**WHAT TO PRODUCE**
Although the records include pictures, print only the rest, exactly as written.
==== RECORDS SHOWN ====
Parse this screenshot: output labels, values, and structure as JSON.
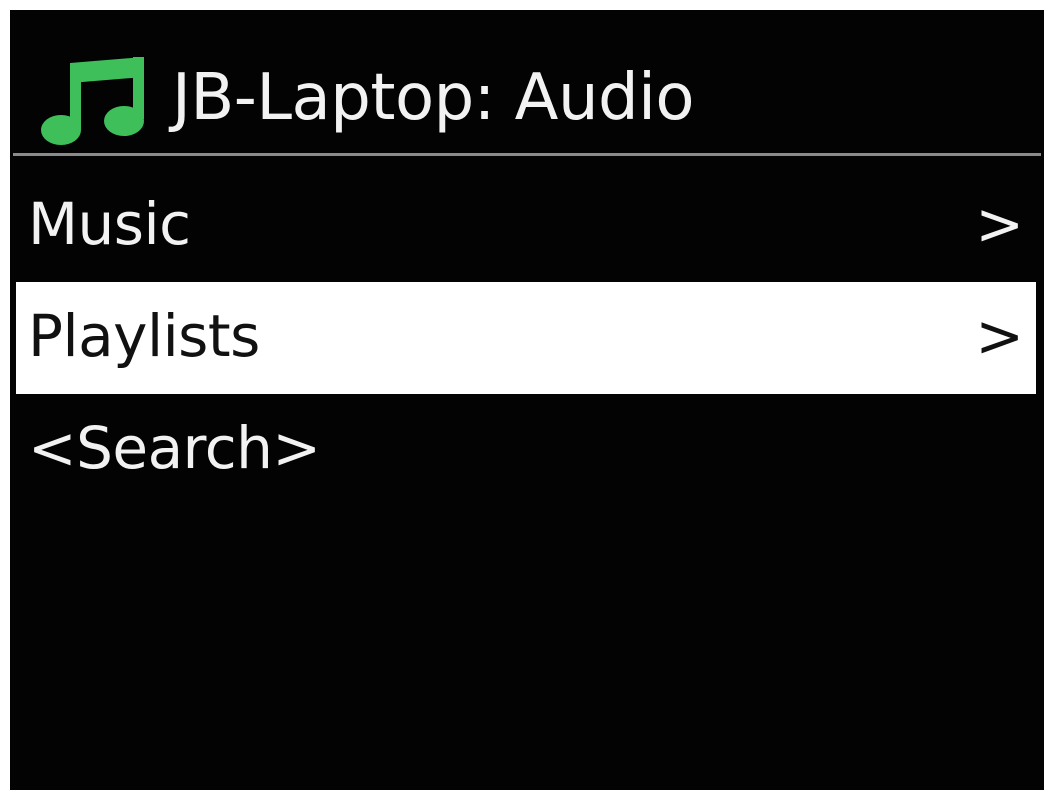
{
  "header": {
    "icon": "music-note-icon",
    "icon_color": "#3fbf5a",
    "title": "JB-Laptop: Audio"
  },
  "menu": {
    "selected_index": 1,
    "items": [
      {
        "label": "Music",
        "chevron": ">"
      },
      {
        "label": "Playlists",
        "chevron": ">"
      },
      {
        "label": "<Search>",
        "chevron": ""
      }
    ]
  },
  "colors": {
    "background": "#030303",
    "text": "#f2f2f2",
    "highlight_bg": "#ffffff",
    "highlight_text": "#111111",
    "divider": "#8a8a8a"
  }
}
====
**RESPONSE TO THIS EXERCISE**
Parse this screenshot: output labels, values, and structure as JSON.
{
  "header": {
    "icon": "music-note-icon",
    "icon_color": "#3fbf5a",
    "title": "JB-Laptop: Audio"
  },
  "menu": {
    "selected_index": 1,
    "items": [
      {
        "label": "Music",
        "chevron": ">"
      },
      {
        "label": "Playlists",
        "chevron": ">"
      },
      {
        "label": "<Search>",
        "chevron": ""
      }
    ]
  },
  "colors": {
    "background": "#030303",
    "text": "#f2f2f2",
    "highlight_bg": "#ffffff",
    "highlight_text": "#111111",
    "divider": "#8a8a8a"
  }
}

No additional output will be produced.